The propensity score method is another imputation method available for continuous variables when the data set has a monotone missing pattern.
A propensity score is generally defined as the conditional probability of assignment to a particular treatment given a vector of observed covariates (Rosenbaum and Rubin 1983). In the propensity score method, for a variable with missing values, a propensity score is generated for each observation to estimate the probability that the observation is missing. The observations are then grouped based on these propensity scores, and an approximate Bayesian bootstrap imputation (Rubin 1987, p. 124) is applied to each group (Lavori, Dawson, and Shera 1995).
The propensity score method uses the following steps to impute values for variable with missing values:
Creates an indicator variable with the value 0 for observations with missing and 1 otherwise.
Fits a logistic regression model
where are covariates for , , and
Creates a propensity score for each observation to estimate the probability that it is missing.
Divides the observations into a fixed number of groups (typically assumed to be five) based on these propensity scores.
Applies an approximate Bayesian bootstrap imputation to each group. In group k, suppose that denotes the observations with nonmissing values and denotes the observations with missing . The approximate Bayesian bootstrap imputation first draws observations randomly with replacement from to create a new data set . This is a nonparametric analog of drawing parameters from the posterior predictive distribution of the parameters. The process then draws the values for randomly with replacement from .

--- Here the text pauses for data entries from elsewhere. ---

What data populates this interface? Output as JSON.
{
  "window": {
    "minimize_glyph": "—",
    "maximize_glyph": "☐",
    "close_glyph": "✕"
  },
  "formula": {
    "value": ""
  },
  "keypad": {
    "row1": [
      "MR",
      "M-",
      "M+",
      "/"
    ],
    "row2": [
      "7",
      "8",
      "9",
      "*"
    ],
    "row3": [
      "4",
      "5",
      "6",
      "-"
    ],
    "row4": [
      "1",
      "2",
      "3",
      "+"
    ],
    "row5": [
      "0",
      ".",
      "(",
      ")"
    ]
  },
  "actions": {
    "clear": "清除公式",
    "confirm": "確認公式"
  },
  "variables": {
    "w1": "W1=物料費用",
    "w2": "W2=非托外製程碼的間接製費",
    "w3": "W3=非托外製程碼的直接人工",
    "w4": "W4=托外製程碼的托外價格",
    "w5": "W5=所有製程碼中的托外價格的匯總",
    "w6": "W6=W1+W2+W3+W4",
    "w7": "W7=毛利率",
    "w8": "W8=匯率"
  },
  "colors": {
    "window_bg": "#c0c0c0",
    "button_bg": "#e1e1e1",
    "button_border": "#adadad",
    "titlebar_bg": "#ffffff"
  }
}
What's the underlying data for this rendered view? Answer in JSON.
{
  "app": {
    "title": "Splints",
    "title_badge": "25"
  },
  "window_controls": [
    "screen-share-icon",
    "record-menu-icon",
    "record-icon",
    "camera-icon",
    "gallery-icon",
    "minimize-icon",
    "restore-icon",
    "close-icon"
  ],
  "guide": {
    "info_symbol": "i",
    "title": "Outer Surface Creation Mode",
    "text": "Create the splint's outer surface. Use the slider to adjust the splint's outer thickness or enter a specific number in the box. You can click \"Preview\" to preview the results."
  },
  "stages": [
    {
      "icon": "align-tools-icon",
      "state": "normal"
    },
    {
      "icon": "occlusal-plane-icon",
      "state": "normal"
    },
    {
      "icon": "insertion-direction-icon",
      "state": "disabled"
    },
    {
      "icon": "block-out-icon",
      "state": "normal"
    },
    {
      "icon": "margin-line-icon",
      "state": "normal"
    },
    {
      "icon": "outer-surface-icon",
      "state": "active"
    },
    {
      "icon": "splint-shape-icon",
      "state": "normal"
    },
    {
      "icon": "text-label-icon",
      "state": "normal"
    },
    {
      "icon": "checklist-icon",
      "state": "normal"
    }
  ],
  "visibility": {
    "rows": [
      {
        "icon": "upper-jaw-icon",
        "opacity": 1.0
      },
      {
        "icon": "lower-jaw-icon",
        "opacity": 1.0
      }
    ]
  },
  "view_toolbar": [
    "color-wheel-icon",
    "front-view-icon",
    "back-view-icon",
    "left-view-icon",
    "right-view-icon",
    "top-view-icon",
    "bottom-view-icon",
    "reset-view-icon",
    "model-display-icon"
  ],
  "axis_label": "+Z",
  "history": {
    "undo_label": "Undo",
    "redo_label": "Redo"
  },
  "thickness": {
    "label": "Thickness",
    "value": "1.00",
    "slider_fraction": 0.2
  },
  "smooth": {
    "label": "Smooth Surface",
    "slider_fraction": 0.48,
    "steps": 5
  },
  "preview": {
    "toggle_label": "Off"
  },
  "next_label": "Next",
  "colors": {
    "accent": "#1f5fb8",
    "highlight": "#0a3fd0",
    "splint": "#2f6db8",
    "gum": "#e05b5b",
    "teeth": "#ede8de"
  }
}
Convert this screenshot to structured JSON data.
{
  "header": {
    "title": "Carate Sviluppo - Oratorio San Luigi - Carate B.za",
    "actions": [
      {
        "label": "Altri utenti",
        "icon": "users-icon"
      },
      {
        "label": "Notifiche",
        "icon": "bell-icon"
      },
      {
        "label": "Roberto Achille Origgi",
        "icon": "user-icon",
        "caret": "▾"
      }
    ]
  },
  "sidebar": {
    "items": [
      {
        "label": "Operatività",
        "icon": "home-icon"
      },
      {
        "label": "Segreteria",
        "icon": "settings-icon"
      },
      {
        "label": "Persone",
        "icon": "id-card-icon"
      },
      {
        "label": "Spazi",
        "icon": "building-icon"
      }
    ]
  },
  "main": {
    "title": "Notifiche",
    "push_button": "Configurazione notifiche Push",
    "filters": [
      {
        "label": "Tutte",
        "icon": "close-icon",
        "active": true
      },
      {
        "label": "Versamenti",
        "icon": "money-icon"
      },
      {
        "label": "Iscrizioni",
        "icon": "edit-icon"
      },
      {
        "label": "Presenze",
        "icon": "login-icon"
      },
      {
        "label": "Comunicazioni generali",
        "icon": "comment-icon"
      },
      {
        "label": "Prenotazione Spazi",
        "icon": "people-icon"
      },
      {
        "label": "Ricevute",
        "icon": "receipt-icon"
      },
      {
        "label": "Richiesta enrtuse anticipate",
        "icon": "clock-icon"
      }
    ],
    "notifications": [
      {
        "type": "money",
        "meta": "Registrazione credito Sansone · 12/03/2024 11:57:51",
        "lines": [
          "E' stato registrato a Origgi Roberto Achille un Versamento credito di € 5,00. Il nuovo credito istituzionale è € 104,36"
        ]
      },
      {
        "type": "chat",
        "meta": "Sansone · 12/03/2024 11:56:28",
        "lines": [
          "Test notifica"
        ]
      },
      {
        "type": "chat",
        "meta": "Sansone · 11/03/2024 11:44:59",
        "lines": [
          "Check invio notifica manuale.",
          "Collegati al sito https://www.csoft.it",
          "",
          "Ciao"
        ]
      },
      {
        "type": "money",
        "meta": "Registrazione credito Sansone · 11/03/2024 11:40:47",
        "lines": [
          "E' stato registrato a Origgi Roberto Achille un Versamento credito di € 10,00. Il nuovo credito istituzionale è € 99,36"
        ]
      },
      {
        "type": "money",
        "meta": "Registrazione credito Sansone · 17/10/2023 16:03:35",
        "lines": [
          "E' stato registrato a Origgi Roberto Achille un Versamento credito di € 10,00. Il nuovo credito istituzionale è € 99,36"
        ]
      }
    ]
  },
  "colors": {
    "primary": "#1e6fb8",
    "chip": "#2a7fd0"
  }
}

Steps 1 through 5 are repeated sequentially for each variable with missing values.
The propensity score method was originally designed for a randomized experiment with repeated measures on the response variables. The goal was to impute the missing values on the response variables. The method uses only the covariate information that is associated with whether the imputed variable values are missing; it does not use correlations among variables. It is effective for inferences about the distributions of individual imputed variables, such as a univariate analysis, but it is not appropriate for analyses that involve relationship among variables, such as a regression analysis (Schafer 1999, p. 11). It can also produce badly biased estimates of regression coefficients when data on predictor variables are missing (Allison 2000).